Objective-C categories are a beautiful thing. They allow you to quickly extend a class’s functionality without creating a subclass. One major shortcoming of categories, however, is their inability to hold extra properties/variables. Kind of lame huh? Well it doesn’t have to be! By leveraging the Objective-C runtime library, we can add extra properties to our categories via magical things called associated objects.
If you’ve ever needed to save dictionaries within your apps, you are undoubtedly aware of their biggest limitation: you can only store generic data types (NSString, NSData, NSDate, NSNumber, NSArray, NSDictionary) within them.

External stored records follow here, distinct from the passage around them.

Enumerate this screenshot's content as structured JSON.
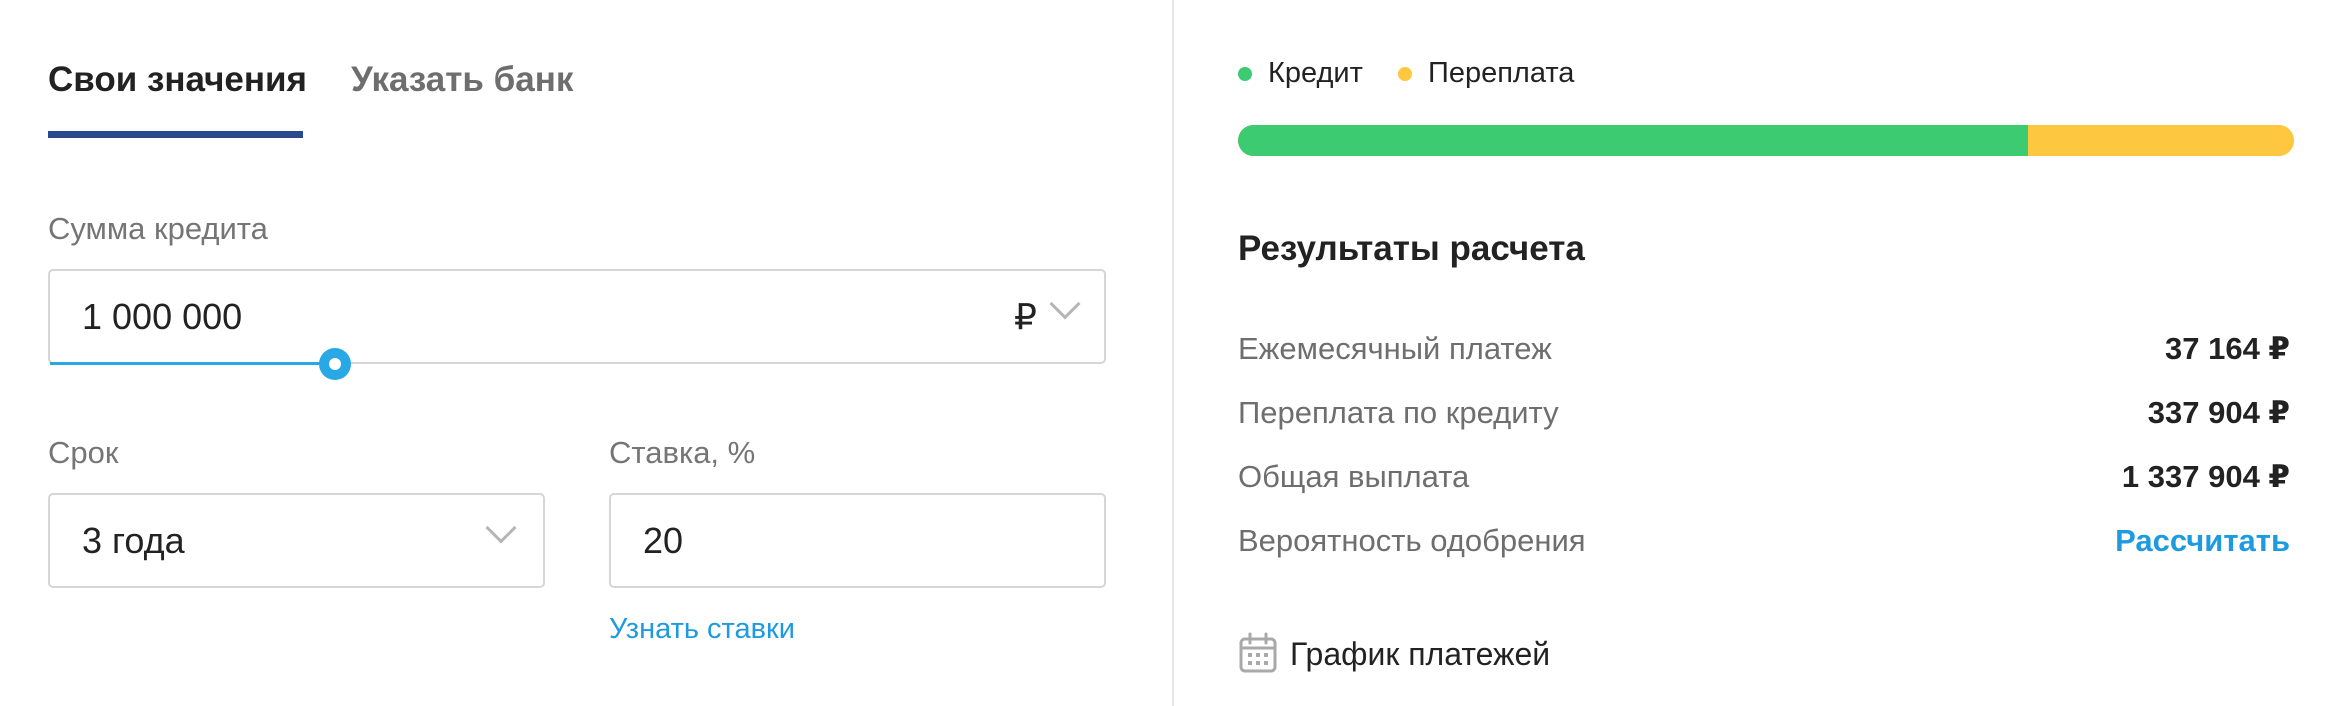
{
  "tabs": [
    {
      "label": "Свои значения",
      "active": true
    },
    {
      "label": "Указать банк",
      "active": false
    }
  ],
  "loan_amount": {
    "label": "Сумма кредита",
    "value": "1 000 000",
    "currency": "₽",
    "slider_fraction": 0.27
  },
  "term": {
    "label": "Срок",
    "value": "3 года"
  },
  "rate": {
    "label": "Ставка, %",
    "value": "20",
    "link": "Узнать ставки"
  },
  "legend": [
    {
      "label": "Кредит",
      "color": "#3dcb72"
    },
    {
      "label": "Переплата",
      "color": "#fdc740"
    }
  ],
  "breakdown": {
    "credit_fraction": 0.748,
    "overpayment_fraction": 0.252
  },
  "results": {
    "title": "Результаты расчета",
    "rows": [
      {
        "label": "Ежемесячный платеж",
        "value": "37 164 ₽"
      },
      {
        "label": "Переплата по кредиту",
        "value": "337 904 ₽"
      },
      {
        "label": "Общая выплата",
        "value": "1 337 904 ₽"
      },
      {
        "label": "Вероятность одобрения",
        "value": "Рассчитать"
      }
    ]
  },
  "schedule": {
    "label": "График платежей",
    "icon": "calendar-icon"
  },
  "colors": {
    "accent": "#2b4a8b",
    "link": "#1e9be0",
    "slider": "#28a9e6"
  }
}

To be honest, most of the time those generic data types are all you need; but what if you need to do something a little more… robust? This is where NSCoding comes to the rescue.
I’ve always known about NSBundle’s external code loading capabilities, but have never had the immediate need to leverage it. However, one of my more recent projects required me to develop in a “host-plugin” model – I finally had the excuse I needed to dive into the advanced features of NSBundle.

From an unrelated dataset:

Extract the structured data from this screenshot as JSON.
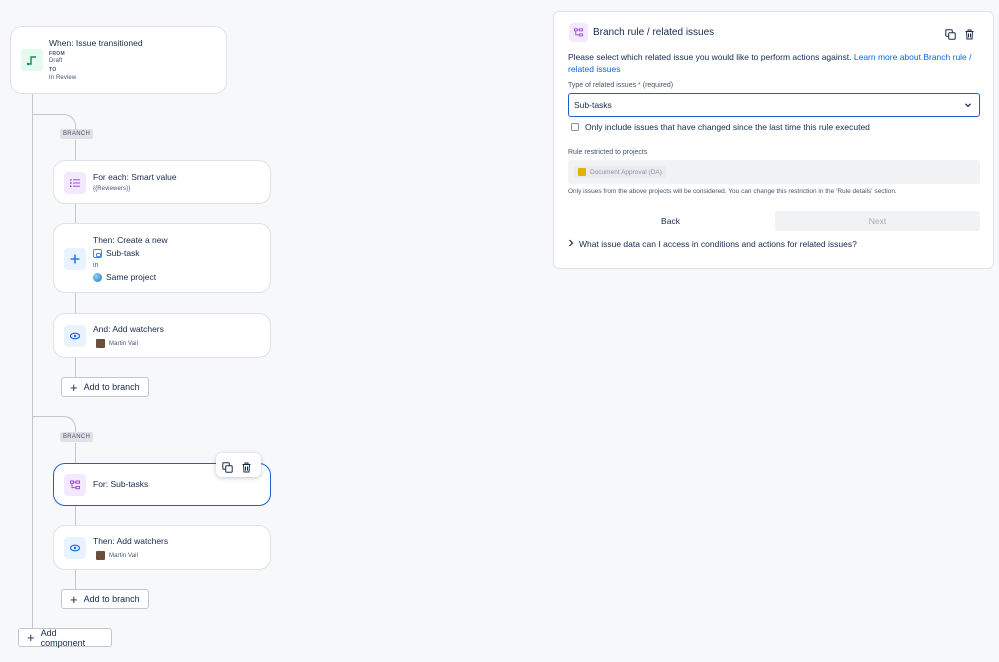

Often the topic of heated discussions, singletons actually can be fairly useful in the right situation. Though many view the “wasteful” nature of singletons as a deal-breaker, they are not always as evil as they’re made out to be.

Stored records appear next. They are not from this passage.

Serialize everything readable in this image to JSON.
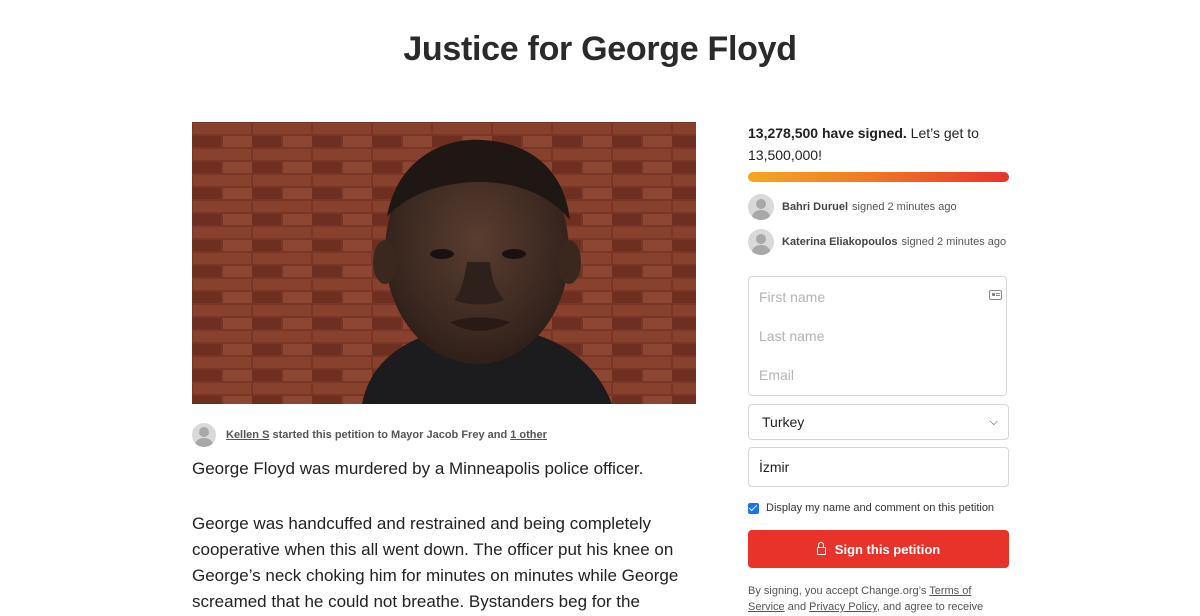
{
  "petition": {
    "title": "Justice for George Floyd",
    "starter": {
      "name": "Kellen S",
      "text": "started this petition to Mayor Jacob Frey and",
      "other_link": "1 other"
    },
    "lead": "George Floyd was murdered by a Minneapolis police officer.",
    "body_lines": [
      "George was handcuffed and restrained and being completely",
      "cooperative when this all went down. The officer put his knee on",
      "George’s neck choking him for minutes on minutes while George",
      "screamed that he could not breathe. Bystanders beg for the"
    ]
  },
  "signatures": {
    "count_bold": "13,278,500 have signed.",
    "count_rest": "Let’s get to",
    "goal": "13,500,000!",
    "progress_fraction": 0.98,
    "recent": [
      {
        "name": "Bahri Duruel",
        "time": "signed 2 minutes ago"
      },
      {
        "name": "Katerina Eliakopoulos",
        "time": "signed 2 minutes ago"
      }
    ]
  },
  "form": {
    "first_name_placeholder": "First name",
    "last_name_placeholder": "Last name",
    "email_placeholder": "Email",
    "country": "Turkey",
    "city": "İzmir",
    "display_checkbox_label": "Display my name and comment on this petition",
    "sign_button": "Sign this petition",
    "legal_prefix": "By signing, you accept Change.org’s",
    "terms_link": "Terms of Service",
    "legal_and": "and",
    "privacy_link": "Privacy Policy",
    "legal_suffix": ", and agree to receive"
  },
  "colors": {
    "accent": "#e8332a",
    "progress_start": "#f5a623",
    "checkbox": "#1a73e8"
  }
}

I know, I know. Blocks have been lingering around ever since the iOS 4 days. So why write a post on them now? Because they’re awesome. duh. Well, that and I feel they are extremely hard to grasp for newcomers (I surely had a difficult time wrapping my head around them at first; not to mention they’re just plain ugly at times – which is a turn off for some)